It’s 11am the day before Thanksgiving, and in my Midtown office, I can see it has started to snow. It’s pretty gorgeous from the 30th floor (a place I will spend one more week) and I can’t help but feel like I am in a protective winter tower, safely watching the chilly outside world from my warm box of an office.
But when you open up CNN, as usual, you are handed a big dose of negativity. EXPECT LONG HOLIDAY DELAYS. FLIGHTS CANCELLED. HOLIDAY TRAVEL NIGHTMARES. Oh CNN, I can always trust you to make me feel anxious. But I got thinking about all the frustrated people who may end up sitting in airports or on a stopped highway tonight. Isn’t it still pretty damn awesome that you get to go somewhere (and have the money to do so)? I am by no means romanticizing traffic or flight delays, but a conversation I had with someone in my office yesterday put things in perspective.

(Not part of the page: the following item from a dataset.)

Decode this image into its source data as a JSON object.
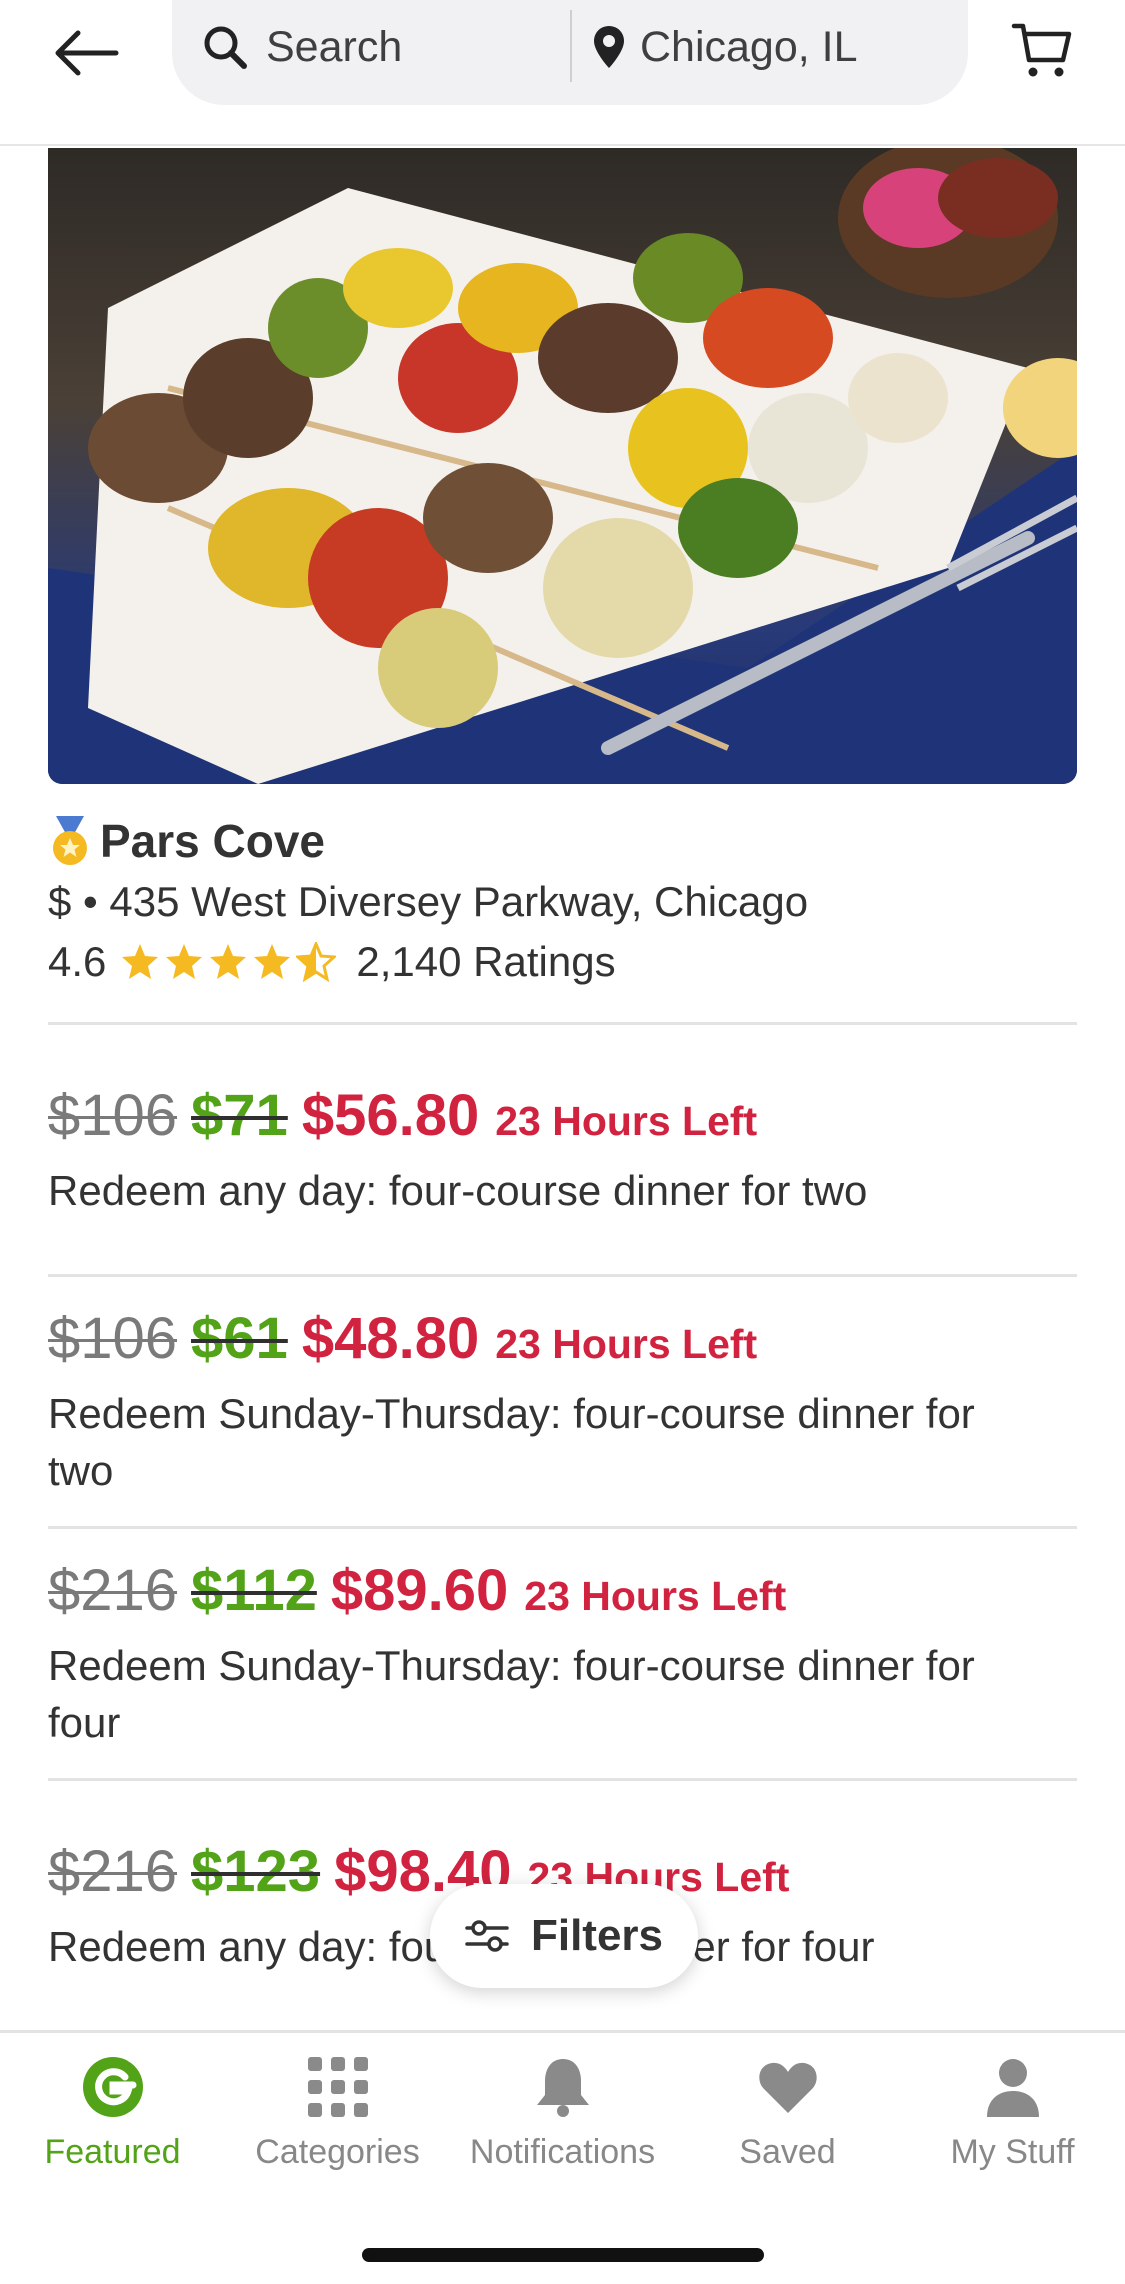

She very nicely asked about my holiday plans and I tried to describe the schedule we were attempting to nail down while jumping between two families. “Ah, the magic of in-laws,” she said with a taunting sigh. I have a terrible poker face, so I’m sure she could tell I was taken aback by her idea that I was burdened by the idea of having “too many people” to visit for a holiday.
And then I realized it was because she wasn’t going anywhere this weekend. I went from being judgmental to feeling overwhelmingly sad for her. “I never bother traveling this time of year,” she said with a smile. Oh Lord! You’re killing me here, lady. “Eleanor Rigby” starts tragically playing in my head. She THEN told me that she did have family she could visit but the thought of the stress of traveling bothered her too much.
Now I know that this is a personal thing to judge, and I may be crossing some lines here, especially for how friendly I try to keep my blog, but I came close to passing on some wisdom I was given last year.
Dairy Queen Thanksgiving of 2004
My family has had issues for years getting along on holidays, especially Thanksgiving. In highschool, if we could get through dinner without someone leaving the table in anger, it was a success. One year, I had a friend come pick me up when the madness ensued. We sat in the Dairy Queen parking lot until what I now think was a drug deal went down. But I was too naïve to know at the time. Cue:”Happy Holidaaaays”
So to say the least there has always been a sense of dread when approaching this time of year, matched up with an equally unpleasant sense of resentment toward people with “happy families.”
It wasn’t until I met Ben that I learned families could be aggressively loving, even when they face the issues that families naturally face. They make an effort, and accept that when your family can be together, waiting on a plane in the snow is a small price to pay. Someone very close to me sat me down last year and very directly explained what her father once told her. Family takes work, and it is an effort worth making. He explained that though you may be worn out at family events, you should recognize how special they are, and that some people never have this opportunity.
This was a message that set many things straight for me. I took this idea into account when wedding planning, and pursued the family members who originally felt unwelcome to a large event, simply because we never had them. Also, before my grandmother passed away, I finally realized that you could take off of work to go see a family member who needed you. Sounds obvious, right? But I realized I had been stuck in the mindset of angry childhood holidays for way too long, and that it was my generation’s responsibility to change the tradition of letting these opportunities simply pass.
It is not my place to tell my 60-something year old supervisor to make an effort to see her family, nor is it my place to make anyone feel guilty about getting stressed when they do go home to issues. I get it, I left dinner for a Dairy Queen parking lot drug deal once. You cannot fix people, even those you love, but you can represent the opportunity for change. You can choose to be the calm one, the enthusiastic one, the one who listens, or the one willing to wait on a delayed airplane. It could catch on, even if it never solves your family’s problems.
This is starting to sound like Home Alone, I know.
And of course I don’t just mean biological family. Whether they’re blood related, your friends, your door man, your dog, or those great people who own the restaurant down the street where you eat every year. Someone you love is worth sitting in traffic or walking through the snow for.
So turn up the early radio Christmas music, and be thankful for gridlock. You’ll get to where you’re going eventually. And there is always the opportunity for something better this year, even if it’s a small step.
And if things get stressful, look at this Thanksgiving cat.